[Input data]:
# # #

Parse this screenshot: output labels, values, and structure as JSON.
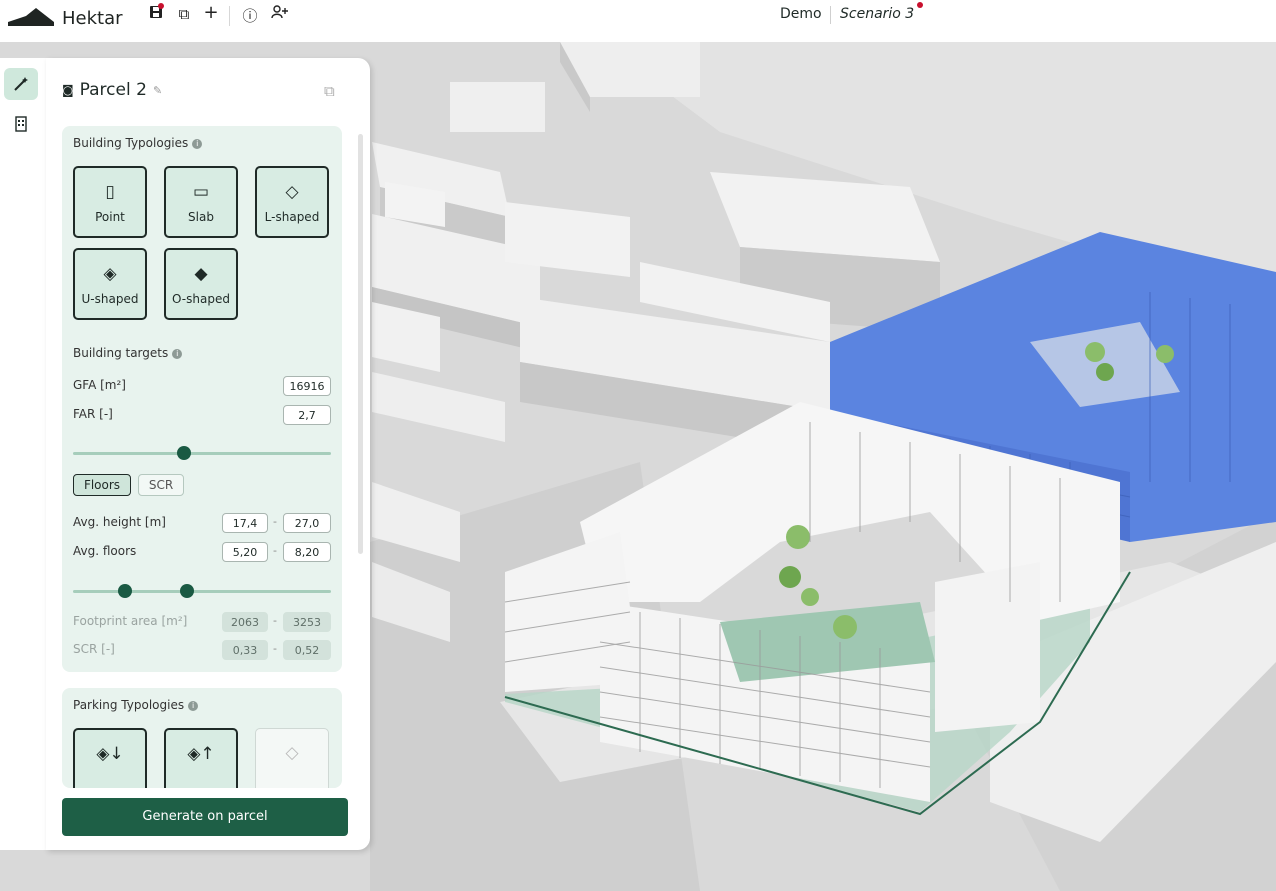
{
  "app": {
    "brand": "Hektar",
    "project": "Demo",
    "scenario": "Scenario 3"
  },
  "colors": {
    "accent": "#1e5f46",
    "tile_bg": "#d8ece3",
    "card_bg": "#e8f3ee",
    "selected_blocks": "#5b84e0",
    "notification": "#c8102e"
  },
  "toolbar": {
    "icons": [
      "save-icon",
      "duplicate-icon",
      "plus-icon",
      "info-icon",
      "add-user-icon"
    ]
  },
  "panel": {
    "title": "Parcel 2",
    "building_typologies": {
      "title": "Building Typologies",
      "items": [
        {
          "label": "Point",
          "icon": "point-building-icon"
        },
        {
          "label": "Slab",
          "icon": "slab-building-icon"
        },
        {
          "label": "L-shaped",
          "icon": "l-shaped-building-icon"
        },
        {
          "label": "U-shaped",
          "icon": "u-shaped-building-icon"
        },
        {
          "label": "O-shaped",
          "icon": "o-shaped-building-icon"
        }
      ]
    },
    "building_targets": {
      "title": "Building targets",
      "gfa_label": "GFA [m²]",
      "gfa_value": "16916",
      "far_label": "FAR [-]",
      "far_value": "2,7",
      "far_slider_fraction": 0.43,
      "toggle_floors": "Floors",
      "toggle_scr": "SCR",
      "avg_height_label": "Avg. height [m]",
      "avg_height_min": "17,4",
      "avg_height_max": "27,0",
      "avg_floors_label": "Avg. floors",
      "avg_floors_min": "5,20",
      "avg_floors_max": "8,20",
      "floors_range_fraction": [
        0.2,
        0.44
      ],
      "footprint_label": "Footprint area [m²]",
      "footprint_min": "2063",
      "footprint_max": "3253",
      "scr_label": "SCR [-]",
      "scr_min": "0,33",
      "scr_max": "0,52",
      "range_sep": "-"
    },
    "parking_typologies": {
      "title": "Parking Typologies"
    },
    "generate_label": "Generate on parcel"
  }
}
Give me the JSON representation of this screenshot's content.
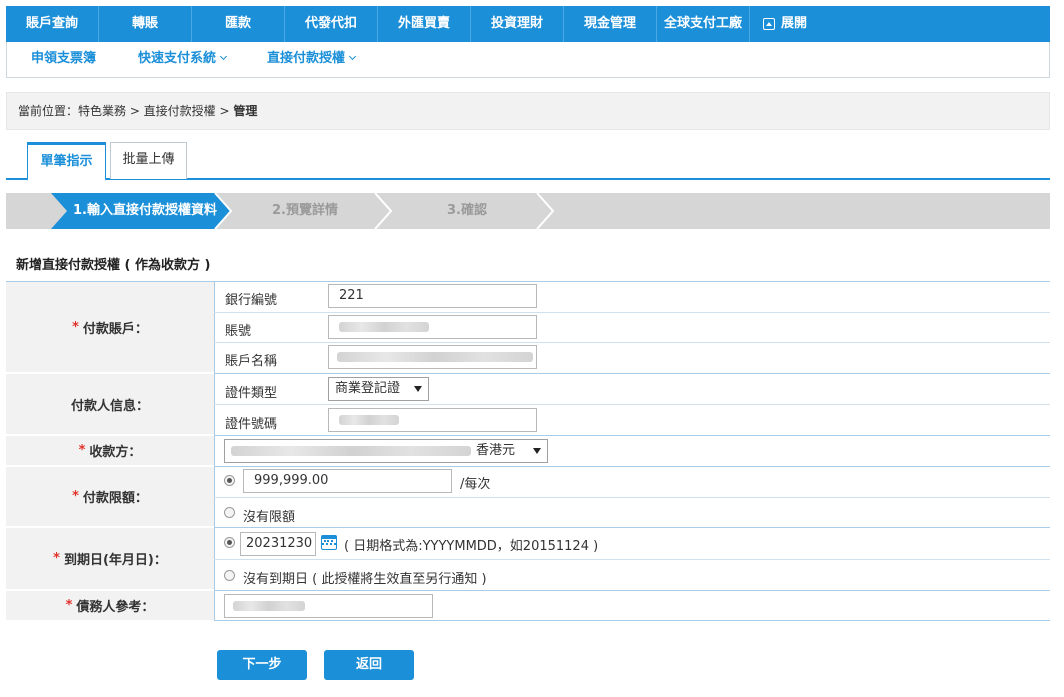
{
  "topnav": {
    "items": [
      "賬戶查詢",
      "轉賬",
      "匯款",
      "代發代扣",
      "外匯買賣",
      "投資理財",
      "現金管理",
      "全球支付工廠"
    ],
    "expand_label": "展開"
  },
  "subnav": {
    "items": [
      "申領支票簿",
      "快速支付系統",
      "直接付款授權"
    ]
  },
  "breadcrumb": {
    "prefix": "當前位置：特色業務 > 直接付款授權 > ",
    "current": "管理"
  },
  "tabs": [
    "單筆指示",
    "批量上傳"
  ],
  "steps": [
    "1.輸入直接付款授權資料",
    "2.預覽詳情",
    "3.確認"
  ],
  "section_title": "新增直接付款授權 ( 作為收款方 )",
  "form": {
    "payer_account": {
      "label": "付款賬戶：",
      "bank_code_label": "銀行編號",
      "bank_code_value": "221",
      "account_no_label": "賬號",
      "account_name_label": "賬戶名稱"
    },
    "payer_info": {
      "label": "付款人信息：",
      "id_type_label": "證件類型",
      "id_type_value": "商業登記證",
      "id_no_label": "證件號碼"
    },
    "payee": {
      "label": "收款方：",
      "currency": "香港元"
    },
    "limit": {
      "label": "付款限額：",
      "amount": "999,999.00",
      "per_unit": "/每次",
      "no_limit": "沒有限額"
    },
    "expiry": {
      "label": "到期日(年月日)：",
      "date": "20231230",
      "hint": "( 日期格式為:YYYYMMDD，如20151124 )",
      "no_expiry": "沒有到期日 ( 此授權將生效直至另行通知 )"
    },
    "debtor_ref": {
      "label": "債務人參考："
    }
  },
  "buttons": {
    "next": "下一步",
    "back": "返回"
  },
  "colors": {
    "accent": "#1b8fd8",
    "required": "#e0322b"
  }
}
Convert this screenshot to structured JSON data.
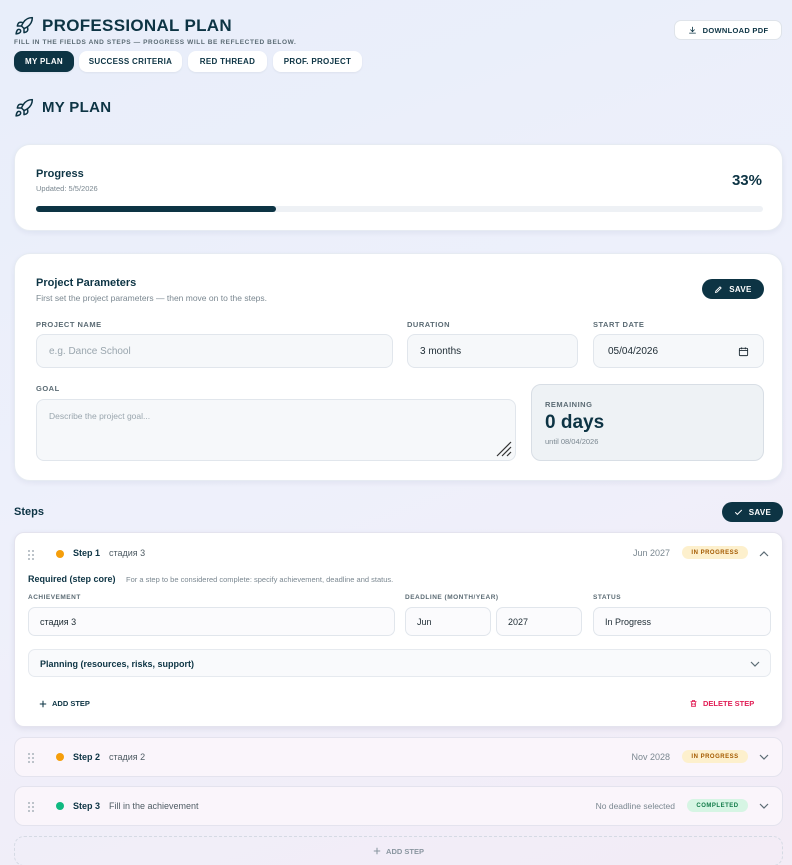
{
  "header": {
    "title": "PROFESSIONAL PLAN",
    "subtitle": "FILL IN THE FIELDS AND STEPS — PROGRESS WILL BE REFLECTED BELOW.",
    "download_label": "DOWNLOAD PDF",
    "tabs": [
      {
        "label": "MY PLAN",
        "active": true
      },
      {
        "label": "SUCCESS CRITERIA",
        "active": false
      },
      {
        "label": "RED THREAD",
        "active": false
      },
      {
        "label": "PROF. PROJECT",
        "active": false
      }
    ]
  },
  "section_title": "MY PLAN",
  "progress": {
    "title": "Progress",
    "updated": "Updated: 5/5/2026",
    "percent_label": "33%",
    "value": 0.33,
    "color": "#0d3444"
  },
  "params": {
    "title": "Project Parameters",
    "subtitle": "First set the project parameters — then move on to the steps.",
    "save_label": "SAVE",
    "project_name_label": "PROJECT NAME",
    "project_name_placeholder": "e.g. Dance School",
    "duration_label": "DURATION",
    "duration_value": "3 months",
    "start_date_label": "START DATE",
    "start_date_value": "05/04/2026",
    "goal_label": "GOAL",
    "goal_placeholder": "Describe the project goal...",
    "remaining_label": "REMAINING",
    "remaining_value": "0 days",
    "remaining_until": "until 08/04/2026"
  },
  "steps": {
    "title": "Steps",
    "save_label": "SAVE",
    "items": [
      {
        "name": "Step 1",
        "desc": "стадия 3",
        "deadline": "Jun 2027",
        "status_badge": "IN PROGRESS",
        "dot_color": "#f59e0b",
        "expanded": true
      },
      {
        "name": "Step 2",
        "desc": "стадия 2",
        "deadline": "Nov 2028",
        "status_badge": "IN PROGRESS",
        "dot_color": "#f59e0b",
        "expanded": false
      },
      {
        "name": "Step 3",
        "desc": "Fill in the achievement",
        "deadline": "No deadline selected",
        "status_badge": "COMPLETED",
        "dot_color": "#10b981",
        "expanded": false
      }
    ],
    "detail": {
      "required_title": "Required (step core)",
      "required_hint": "For a step to be considered complete: specify achievement, deadline and status.",
      "achievement_label": "ACHIEVEMENT",
      "achievement_value": "стадия 3",
      "deadline_label": "DEADLINE (MONTH/YEAR)",
      "deadline_month": "Jun",
      "deadline_year": "2027",
      "status_label": "STATUS",
      "status_value": "In Progress",
      "planning_label": "Planning (resources, risks, support)",
      "add_step_label": "ADD STEP",
      "delete_step_label": "DELETE STEP"
    },
    "add_step_bottom": "ADD STEP"
  }
}
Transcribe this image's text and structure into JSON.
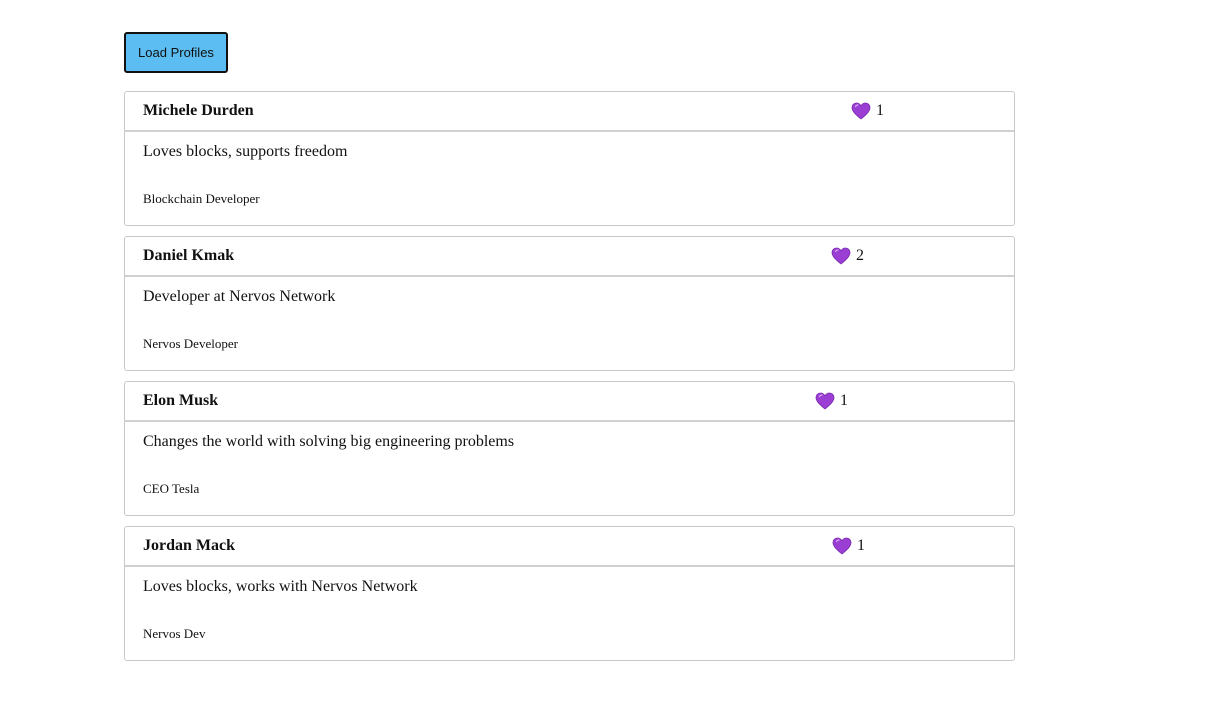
{
  "toolbar": {
    "load_label": "Load Profiles"
  },
  "accent_color": "#5bbdf2",
  "heart_color": "#9b3fd4",
  "heart_icon": "purple-heart-icon",
  "profiles": [
    {
      "name": "Michele Durden",
      "likes": "1",
      "bio": "Loves blocks, supports freedom",
      "role": "Blockchain Developer"
    },
    {
      "name": "Daniel Kmak",
      "likes": "2",
      "bio": "Developer at Nervos Network",
      "role": "Nervos Developer"
    },
    {
      "name": "Elon Musk",
      "likes": "1",
      "bio": "Changes the world with solving big engineering problems",
      "role": "CEO Tesla"
    },
    {
      "name": "Jordan Mack",
      "likes": "1",
      "bio": "Loves blocks, works with Nervos Network",
      "role": "Nervos Dev"
    }
  ]
}
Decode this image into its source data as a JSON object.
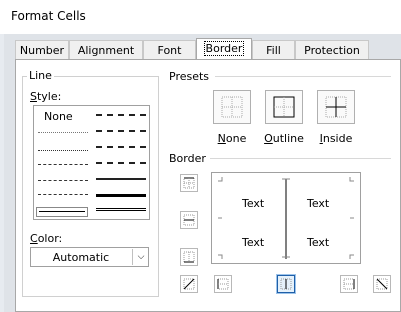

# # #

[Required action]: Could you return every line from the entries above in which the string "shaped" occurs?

[Response to this task]:
          "label": "L-shaped",
          "icon": "l-shaped-building-icon"
          "label": "U-shaped",
          "icon": "u-shaped-building-icon"
          "label": "O-shaped",
          "icon": "o-shaped-building-icon"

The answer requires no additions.